FTRS (FC) personnel have identical pay to Regular personnel, including X-factor, are entitled to Service Families Accommodation, have access to military medical and dental care and are entitled to the full range of benefits (allowances) except Continuity of Education Allowance (Board). FTRS (FC) are designed to be a temporary, generally short-term manning fix.
FTRS (Limited Commitment)
FTRS (Limited Commitment)
FTRS (LC) personnel have identical pay to their Regular counterparts but receive only 5% X-factor compared to the 14% paid to Regulars. They do not have any entitlement to Service Families Accommodation, medical and dental care or allowances but they are eligible to apply for Single Living Accommodation if required. FTRS (LC) may be detached from their parent unit for up to 35 days per annum, subject to no single period exceeding 21 days.
FTRS (Home Commitment)
FTRS (HC) personnel have identical pay to their Regular counterparts but receive no X-factor. Like LC personnel, they are not entitled to Service Families Accommodation, medical and dental care or allowances but may apply for Single Living Accommodation.
Additional Duties Commitment (ADC)
Reservists who join the RAF under ADC terms are best thought of as part-time FTRS. They normally work between 50-180 days per annum, receive equal (pro rata) pay but only 5% of the X-factor. ADCs enjoy flexible working arrangements.
Part-Time Volunteer Reserves (PTVR)
These Reservists make up the majority of the RAF’s Reservist cadre and are affectionately referred to as the “weekend warriors” who are members of one of the RAF’s Auxiliary Air Force squadrons. This cadre is entirely voluntary but they receive a tax-free bounty once they have completed their training programme, which usually includes an annual camp. PTVRs train at weekends and in the evenings and are not permitted to work for more than 90 days per annum.
Mobilisation - What is it and How Does it Work?
The Reserve Forces Act 1996 details when and how Reservists may be mobilised or 'called out'. Mobilisation under this Act is always compulsory although Reservists and, where appropriate, their employers, have the right to request a deferral or an exemption from the order.
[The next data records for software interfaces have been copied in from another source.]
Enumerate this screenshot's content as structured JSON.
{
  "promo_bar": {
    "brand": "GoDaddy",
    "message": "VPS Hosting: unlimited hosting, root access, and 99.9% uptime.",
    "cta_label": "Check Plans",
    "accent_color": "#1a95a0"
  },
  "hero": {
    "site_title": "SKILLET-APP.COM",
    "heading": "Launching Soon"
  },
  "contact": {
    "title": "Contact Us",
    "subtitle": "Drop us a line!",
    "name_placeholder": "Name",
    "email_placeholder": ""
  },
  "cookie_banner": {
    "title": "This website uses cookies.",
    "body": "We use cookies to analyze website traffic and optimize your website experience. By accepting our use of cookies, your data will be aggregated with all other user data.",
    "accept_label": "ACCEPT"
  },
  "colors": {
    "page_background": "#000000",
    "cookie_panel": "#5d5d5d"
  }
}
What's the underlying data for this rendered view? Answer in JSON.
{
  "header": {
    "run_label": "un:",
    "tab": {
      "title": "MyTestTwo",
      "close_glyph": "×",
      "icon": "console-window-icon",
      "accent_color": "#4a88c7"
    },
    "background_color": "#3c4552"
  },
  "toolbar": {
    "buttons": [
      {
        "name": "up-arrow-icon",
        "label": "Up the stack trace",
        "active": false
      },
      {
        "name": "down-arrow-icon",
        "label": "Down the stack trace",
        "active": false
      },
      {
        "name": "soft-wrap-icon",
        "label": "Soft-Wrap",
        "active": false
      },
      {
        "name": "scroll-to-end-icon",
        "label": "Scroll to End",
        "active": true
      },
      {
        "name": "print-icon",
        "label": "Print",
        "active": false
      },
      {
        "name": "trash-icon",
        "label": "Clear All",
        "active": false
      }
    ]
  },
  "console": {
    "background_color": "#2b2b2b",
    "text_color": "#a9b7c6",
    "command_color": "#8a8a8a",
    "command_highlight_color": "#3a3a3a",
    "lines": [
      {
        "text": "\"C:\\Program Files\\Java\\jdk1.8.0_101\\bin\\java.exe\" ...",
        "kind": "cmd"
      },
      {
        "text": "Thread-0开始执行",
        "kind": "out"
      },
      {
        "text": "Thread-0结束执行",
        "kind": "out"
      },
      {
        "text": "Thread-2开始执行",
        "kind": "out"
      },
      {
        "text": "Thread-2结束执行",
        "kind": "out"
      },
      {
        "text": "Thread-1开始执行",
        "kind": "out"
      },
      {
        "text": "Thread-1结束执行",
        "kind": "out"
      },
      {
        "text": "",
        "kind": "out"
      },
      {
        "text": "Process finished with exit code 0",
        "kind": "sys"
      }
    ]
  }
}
Requests for exemptions or deferrals of mobilisation are usually based on sound personal reasons (in the case of the Reservist) or, as far as employers of Reservists are concerned, on evidence that the call out is occurring at a critical time and would cause an unacceptable level of damage to the business.
If a request for deferral or exemption is not successful, dissatisfied applicants can appeal to an independent judicial body.
The Reserves Forces (Safeguard of Employment) Act 1985 provides job protection to Reservists who are called out for permanent service.
The Reserve and Auxiliary Forces (Protection of Civil Interests) Act 1951 provides protection of certain civil interests including repossession of the family home and repossession of goods bought on hire purchase, caused as a result of the mobilisation order.
For More Information
Reservists and their families may find the following websites of particular interest:
The Supporting Britain’s Reservists and Employers campaign – SaBRE
The site describes itself as 'A one-stop source of advice and information on the benefits and practicalities of employing Reservists' and 'providing support for Reservists in balancing your civilian employment and military commitments'. www.sabre.mod.uk
The RAF Reserves website
This provides useful information on careers available within the RAF Reservist cadre, location and contact details for the Royal Auxiliary Air Force Squadrons, and basic information about joining the Reserves. www.raf.mod.uk/rafreserves
The Army Families Federation
The AFF has a dedicated Reservist desk and their website contains useful guidance on deployment. Although written with an Army and Territorial Army audience in mind, much of the information is of use to RAF Reservists and their families so worth taking a look. www.aff.org.uk
RAF Community Support website
This is a generic community support website aimed at providing information to the entire RAF family on the community support available to them. www.raf.mod.uk/community